==== Study material ====

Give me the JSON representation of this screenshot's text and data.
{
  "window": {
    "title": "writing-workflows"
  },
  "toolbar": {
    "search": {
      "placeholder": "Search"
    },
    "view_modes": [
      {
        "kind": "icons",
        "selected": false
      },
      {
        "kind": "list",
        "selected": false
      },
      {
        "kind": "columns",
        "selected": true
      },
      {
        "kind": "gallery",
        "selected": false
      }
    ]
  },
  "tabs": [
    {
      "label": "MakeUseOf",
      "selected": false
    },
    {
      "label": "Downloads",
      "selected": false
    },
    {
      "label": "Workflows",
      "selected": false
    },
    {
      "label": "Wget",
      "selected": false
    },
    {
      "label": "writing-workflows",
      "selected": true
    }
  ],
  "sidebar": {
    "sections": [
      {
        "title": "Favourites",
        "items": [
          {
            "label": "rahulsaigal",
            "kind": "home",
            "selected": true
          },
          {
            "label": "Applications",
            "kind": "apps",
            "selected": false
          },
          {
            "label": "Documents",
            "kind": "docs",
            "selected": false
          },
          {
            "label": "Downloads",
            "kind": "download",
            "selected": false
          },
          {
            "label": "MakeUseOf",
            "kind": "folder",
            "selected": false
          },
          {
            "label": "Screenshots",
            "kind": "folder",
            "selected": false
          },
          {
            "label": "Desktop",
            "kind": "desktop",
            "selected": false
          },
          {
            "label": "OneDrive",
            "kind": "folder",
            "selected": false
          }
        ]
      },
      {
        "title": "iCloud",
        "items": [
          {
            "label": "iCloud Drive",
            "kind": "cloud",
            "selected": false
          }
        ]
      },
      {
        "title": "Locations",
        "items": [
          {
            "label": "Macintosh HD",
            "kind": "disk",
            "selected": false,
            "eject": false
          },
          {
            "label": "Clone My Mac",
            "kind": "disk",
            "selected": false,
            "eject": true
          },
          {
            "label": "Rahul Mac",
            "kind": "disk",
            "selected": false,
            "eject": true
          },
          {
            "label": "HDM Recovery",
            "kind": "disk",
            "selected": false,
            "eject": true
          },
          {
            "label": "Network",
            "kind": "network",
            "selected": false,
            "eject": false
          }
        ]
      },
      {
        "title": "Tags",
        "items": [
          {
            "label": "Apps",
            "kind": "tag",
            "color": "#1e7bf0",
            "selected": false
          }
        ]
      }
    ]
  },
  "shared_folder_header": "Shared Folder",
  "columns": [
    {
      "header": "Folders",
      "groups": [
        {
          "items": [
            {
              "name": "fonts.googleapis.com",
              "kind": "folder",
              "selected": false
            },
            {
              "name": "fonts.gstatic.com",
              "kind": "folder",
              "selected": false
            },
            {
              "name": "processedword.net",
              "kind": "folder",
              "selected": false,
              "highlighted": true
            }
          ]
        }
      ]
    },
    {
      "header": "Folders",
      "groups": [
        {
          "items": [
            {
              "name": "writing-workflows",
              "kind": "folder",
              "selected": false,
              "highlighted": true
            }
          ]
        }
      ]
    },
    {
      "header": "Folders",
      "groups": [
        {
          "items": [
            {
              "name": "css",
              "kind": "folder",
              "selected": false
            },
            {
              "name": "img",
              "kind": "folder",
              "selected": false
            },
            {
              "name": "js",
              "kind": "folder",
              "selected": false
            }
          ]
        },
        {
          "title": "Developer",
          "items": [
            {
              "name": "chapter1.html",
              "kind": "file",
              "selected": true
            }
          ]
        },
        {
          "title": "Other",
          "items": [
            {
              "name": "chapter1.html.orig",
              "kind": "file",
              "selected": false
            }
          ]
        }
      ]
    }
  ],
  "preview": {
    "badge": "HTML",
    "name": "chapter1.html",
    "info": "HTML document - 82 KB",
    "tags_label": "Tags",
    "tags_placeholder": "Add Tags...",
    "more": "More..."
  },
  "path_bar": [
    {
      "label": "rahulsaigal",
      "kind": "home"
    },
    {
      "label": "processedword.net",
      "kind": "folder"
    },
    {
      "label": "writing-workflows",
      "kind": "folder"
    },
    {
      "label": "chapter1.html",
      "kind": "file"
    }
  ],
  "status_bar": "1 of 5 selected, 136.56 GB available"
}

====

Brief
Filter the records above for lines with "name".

Answer to this task
              "name": "fonts.googleapis.com",
              "name": "fonts.gstatic.com",
              "name": "processedword.net",
              "name": "writing-workflows",
              "name": "css",
              "name": "img",
              "name": "js",
              "name": "chapter1.html",
              "name": "chapter1.html.orig",
    "name": "chapter1.html",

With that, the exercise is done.